• _Data to use_:
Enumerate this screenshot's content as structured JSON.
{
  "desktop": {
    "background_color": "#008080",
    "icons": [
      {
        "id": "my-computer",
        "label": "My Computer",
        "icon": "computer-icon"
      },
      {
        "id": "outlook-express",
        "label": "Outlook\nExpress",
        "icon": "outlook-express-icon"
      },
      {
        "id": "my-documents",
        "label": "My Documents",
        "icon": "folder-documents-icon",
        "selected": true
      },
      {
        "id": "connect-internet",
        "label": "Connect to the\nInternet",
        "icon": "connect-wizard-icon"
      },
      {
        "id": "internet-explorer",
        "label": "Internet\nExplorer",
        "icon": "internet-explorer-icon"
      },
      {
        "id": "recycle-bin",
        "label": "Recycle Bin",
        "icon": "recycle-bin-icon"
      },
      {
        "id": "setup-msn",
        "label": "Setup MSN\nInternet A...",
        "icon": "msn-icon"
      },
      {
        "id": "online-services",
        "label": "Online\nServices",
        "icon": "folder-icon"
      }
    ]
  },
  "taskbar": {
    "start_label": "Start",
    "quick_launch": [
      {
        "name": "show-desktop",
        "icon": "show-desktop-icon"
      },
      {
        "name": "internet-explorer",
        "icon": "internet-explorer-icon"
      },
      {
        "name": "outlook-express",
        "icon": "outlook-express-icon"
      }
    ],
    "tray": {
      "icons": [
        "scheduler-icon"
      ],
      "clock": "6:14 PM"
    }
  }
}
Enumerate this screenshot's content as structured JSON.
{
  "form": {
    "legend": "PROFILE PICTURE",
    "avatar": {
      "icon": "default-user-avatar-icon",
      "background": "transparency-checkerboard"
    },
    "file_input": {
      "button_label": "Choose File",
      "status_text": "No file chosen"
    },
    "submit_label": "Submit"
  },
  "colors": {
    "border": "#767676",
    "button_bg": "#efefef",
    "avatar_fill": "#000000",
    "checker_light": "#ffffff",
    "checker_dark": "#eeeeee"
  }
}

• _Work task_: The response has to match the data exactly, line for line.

• _Answer area_:
Enumerate this screenshot's content as structured JSON.
{
  "desktop": {
    "background_color": "#008080",
    "icons": [
      {
        "id": "my-computer",
        "label": "My Computer",
        "icon": "computer-icon"
      },
      {
        "id": "outlook-express",
        "label": "Outlook\nExpress",
        "icon": "outlook-express-icon"
      },
      {
        "id": "my-documents",
        "label": "My Documents",
        "icon": "folder-documents-icon",
        "selected": true
      },
      {
        "id": "connect-internet",
        "label": "Connect to the\nInternet",
        "icon": "connect-wizard-icon"
      },
      {
        "id": "internet-explorer",
        "label": "Internet\nExplorer",
        "icon": "internet-explorer-icon"
      },
      {
        "id": "recycle-bin",
        "label": "Recycle Bin",
        "icon": "recycle-bin-icon"
      },
      {
        "id": "setup-msn",
        "label": "Setup MSN\nInternet A...",
        "icon": "msn-icon"
      },
      {
        "id": "online-services",
        "label": "Online\nServices",
        "icon": "folder-icon"
      }
    ]
  },
  "taskbar": {
    "start_label": "Start",
    "quick_launch": [
      {
        "name": "show-desktop",
        "icon": "show-desktop-icon"
      },
      {
        "name": "internet-explorer",
        "icon": "internet-explorer-icon"
      },
      {
        "name": "outlook-express",
        "icon": "outlook-express-icon"
      }
    ],
    "tray": {
      "icons": [
        "scheduler-icon"
      ],
      "clock": "6:14 PM"
    }
  }
}
Enumerate this screenshot's content as structured JSON.
{
  "form": {
    "legend": "PROFILE PICTURE",
    "avatar": {
      "icon": "default-user-avatar-icon",
      "background": "transparency-checkerboard"
    },
    "file_input": {
      "button_label": "Choose File",
      "status_text": "No file chosen"
    },
    "submit_label": "Submit"
  },
  "colors": {
    "border": "#767676",
    "button_bg": "#efefef",
    "avatar_fill": "#000000",
    "checker_light": "#ffffff",
    "checker_dark": "#eeeeee"
  }
}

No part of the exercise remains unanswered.